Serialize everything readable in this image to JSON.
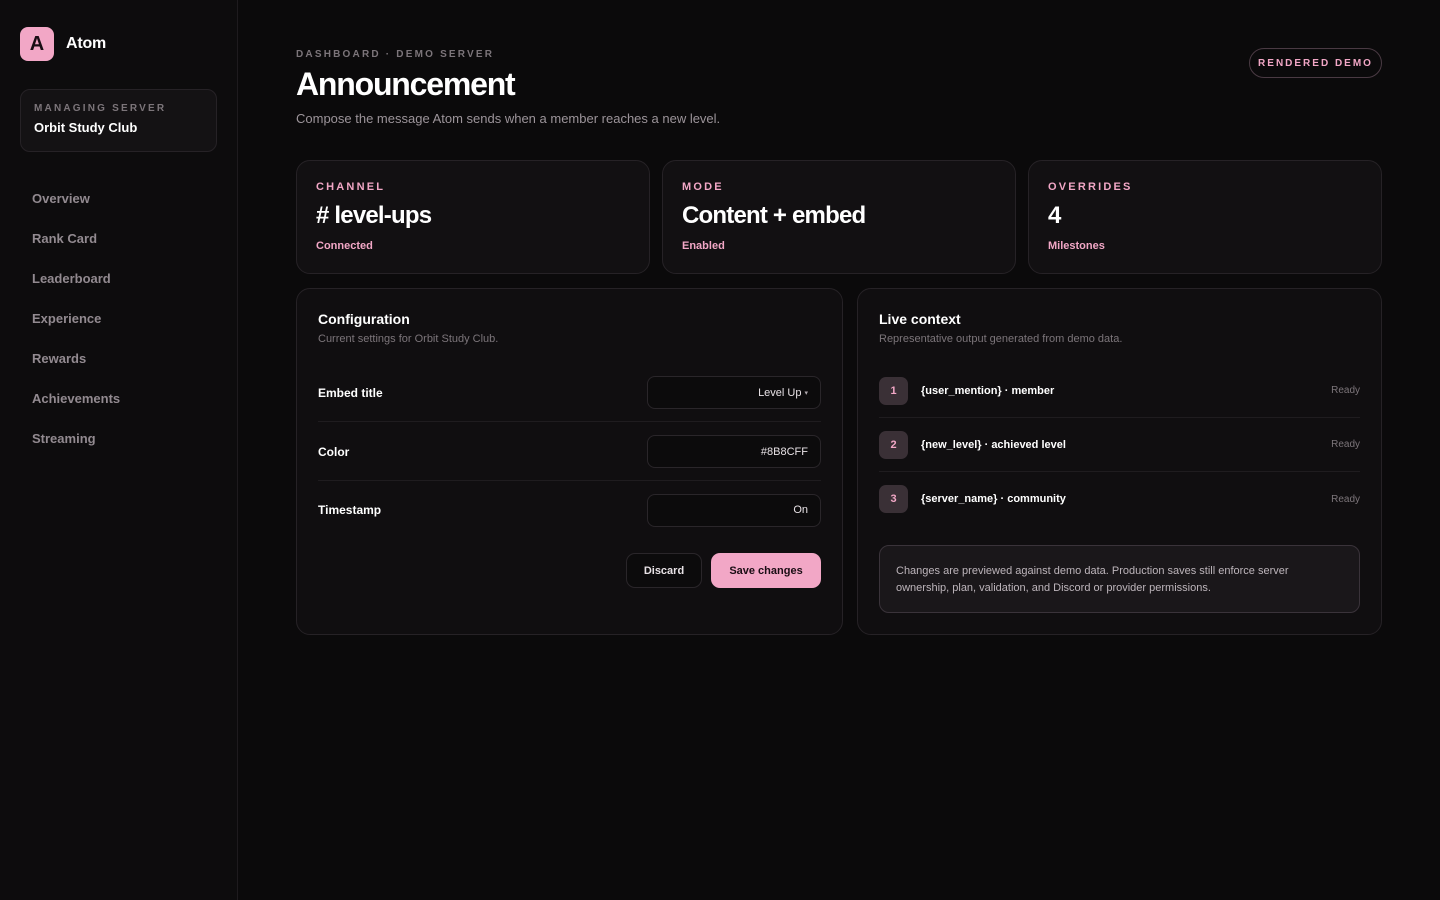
{
  "brand": {
    "logo_letter": "A",
    "name": "Atom",
    "accent": "#F2A7C6"
  },
  "server": {
    "kicker": "MANAGING SERVER",
    "name": "Orbit Study Club"
  },
  "nav": [
    {
      "label": "Overview"
    },
    {
      "label": "Rank Card"
    },
    {
      "label": "Leaderboard"
    },
    {
      "label": "Experience"
    },
    {
      "label": "Rewards"
    },
    {
      "label": "Achievements"
    },
    {
      "label": "Streaming"
    }
  ],
  "header": {
    "breadcrumb": "DASHBOARD · DEMO SERVER",
    "title": "Announcement",
    "subtitle": "Compose the message Atom sends when a member reaches a new level.",
    "badge": "RENDERED DEMO"
  },
  "stats": [
    {
      "label": "CHANNEL",
      "value": "# level-ups",
      "foot": "Connected"
    },
    {
      "label": "MODE",
      "value": "Content + embed",
      "foot": "Enabled"
    },
    {
      "label": "OVERRIDES",
      "value": "4",
      "foot": "Milestones"
    }
  ],
  "config": {
    "title": "Configuration",
    "subtitle": "Current settings for Orbit Study Club.",
    "fields": [
      {
        "label": "Embed title",
        "value": "Level Up",
        "caret": "▾"
      },
      {
        "label": "Color",
        "value": "#8B8CFF"
      },
      {
        "label": "Timestamp",
        "value": "On"
      }
    ],
    "discard_label": "Discard",
    "save_label": "Save changes"
  },
  "context": {
    "title": "Live context",
    "subtitle": "Representative output generated from demo data.",
    "items": [
      {
        "num": "1",
        "text": "{user_mention} · member",
        "status": "Ready"
      },
      {
        "num": "2",
        "text": "{new_level} · achieved level",
        "status": "Ready"
      },
      {
        "num": "3",
        "text": "{server_name} · community",
        "status": "Ready"
      }
    ],
    "notice": "Changes are previewed against demo data. Production saves still enforce server ownership, plan, validation, and Discord or provider permissions."
  }
}
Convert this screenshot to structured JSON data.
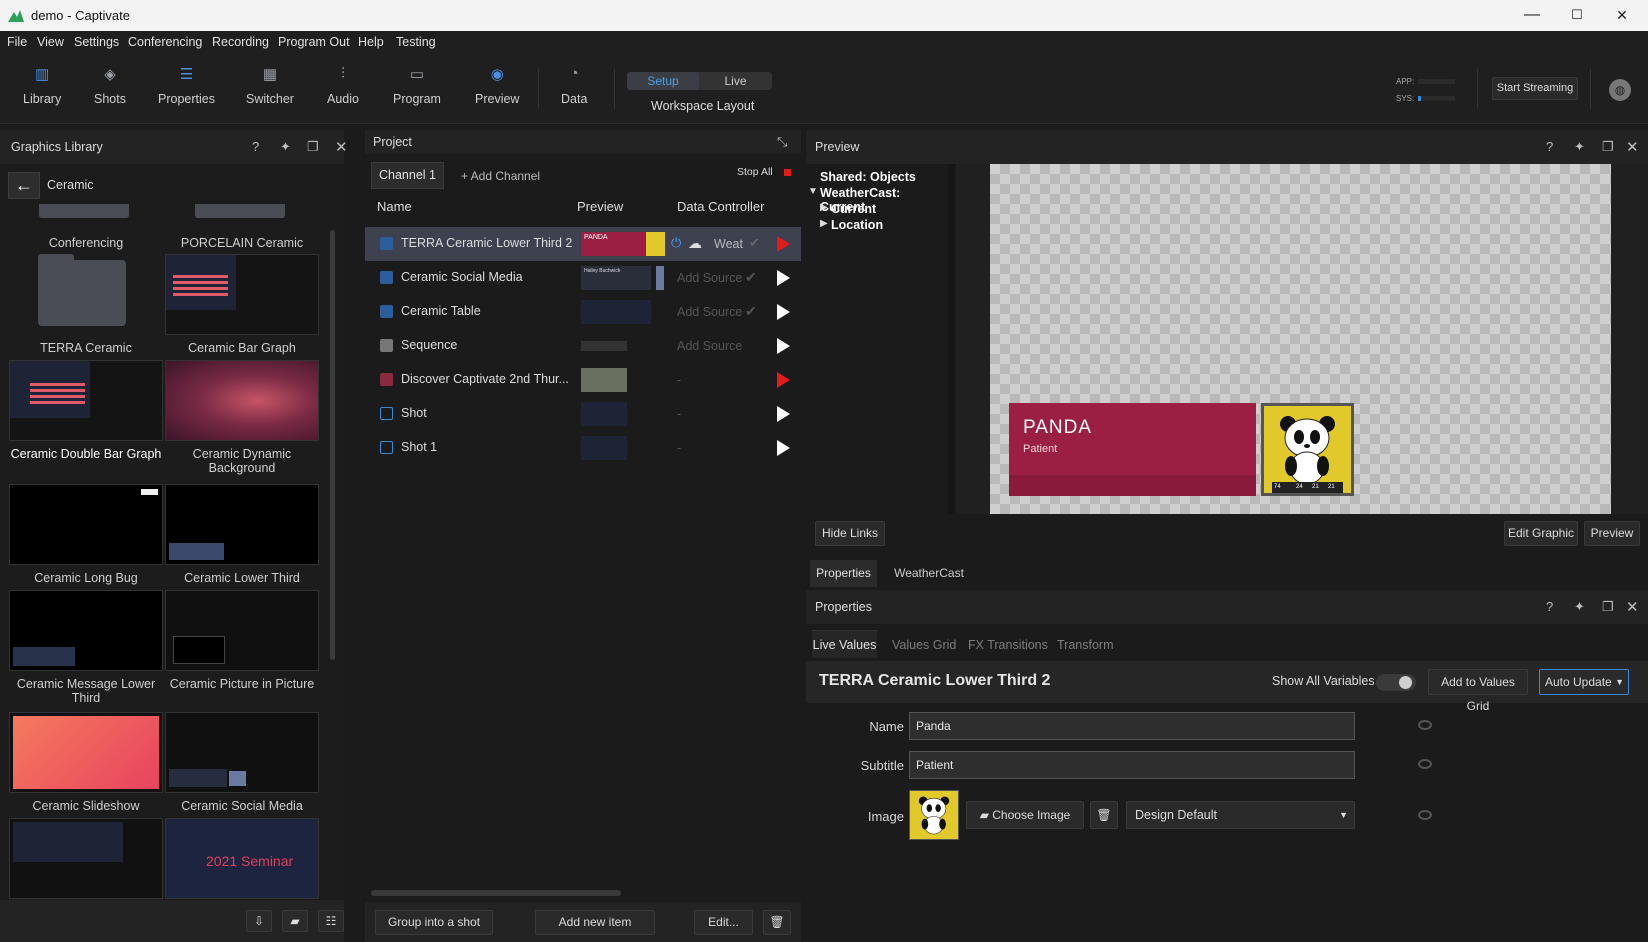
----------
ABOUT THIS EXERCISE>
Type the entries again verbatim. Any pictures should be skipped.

SOLUTION TO THIS EXERCISE>
Serialize everything readable in this image to JSON.
{
  "brand": {
    "logo_letter": "A",
    "name": "Atom",
    "accent": "#F2A7C6"
  },
  "server": {
    "kicker": "MANAGING SERVER",
    "name": "Orbit Study Club"
  },
  "nav": [
    {
      "label": "Overview"
    },
    {
      "label": "Rank Card"
    },
    {
      "label": "Leaderboard"
    },
    {
      "label": "Experience"
    },
    {
      "label": "Rewards"
    },
    {
      "label": "Achievements"
    },
    {
      "label": "Streaming"
    }
  ],
  "header": {
    "breadcrumb": "DASHBOARD · DEMO SERVER",
    "title": "Announcement",
    "subtitle": "Compose the message Atom sends when a member reaches a new level.",
    "badge": "RENDERED DEMO"
  },
  "stats": [
    {
      "label": "CHANNEL",
      "value": "# level-ups",
      "foot": "Connected"
    },
    {
      "label": "MODE",
      "value": "Content + embed",
      "foot": "Enabled"
    },
    {
      "label": "OVERRIDES",
      "value": "4",
      "foot": "Milestones"
    }
  ],
  "config": {
    "title": "Configuration",
    "subtitle": "Current settings for Orbit Study Club.",
    "fields": [
      {
        "label": "Embed title",
        "value": "Level Up",
        "caret": "▾"
      },
      {
        "label": "Color",
        "value": "#8B8CFF"
      },
      {
        "label": "Timestamp",
        "value": "On"
      }
    ],
    "discard_label": "Discard",
    "save_label": "Save changes"
  },
  "context": {
    "title": "Live context",
    "subtitle": "Representative output generated from demo data.",
    "items": [
      {
        "num": "1",
        "text": "{user_mention} · member",
        "status": "Ready"
      },
      {
        "num": "2",
        "text": "{new_level} · achieved level",
        "status": "Ready"
      },
      {
        "num": "3",
        "text": "{server_name} · community",
        "status": "Ready"
      }
    ],
    "notice": "Changes are previewed against demo data. Production saves still enforce server ownership, plan, validation, and Discord or provider permissions."
  }
}
Convert this screenshot to structured JSON data.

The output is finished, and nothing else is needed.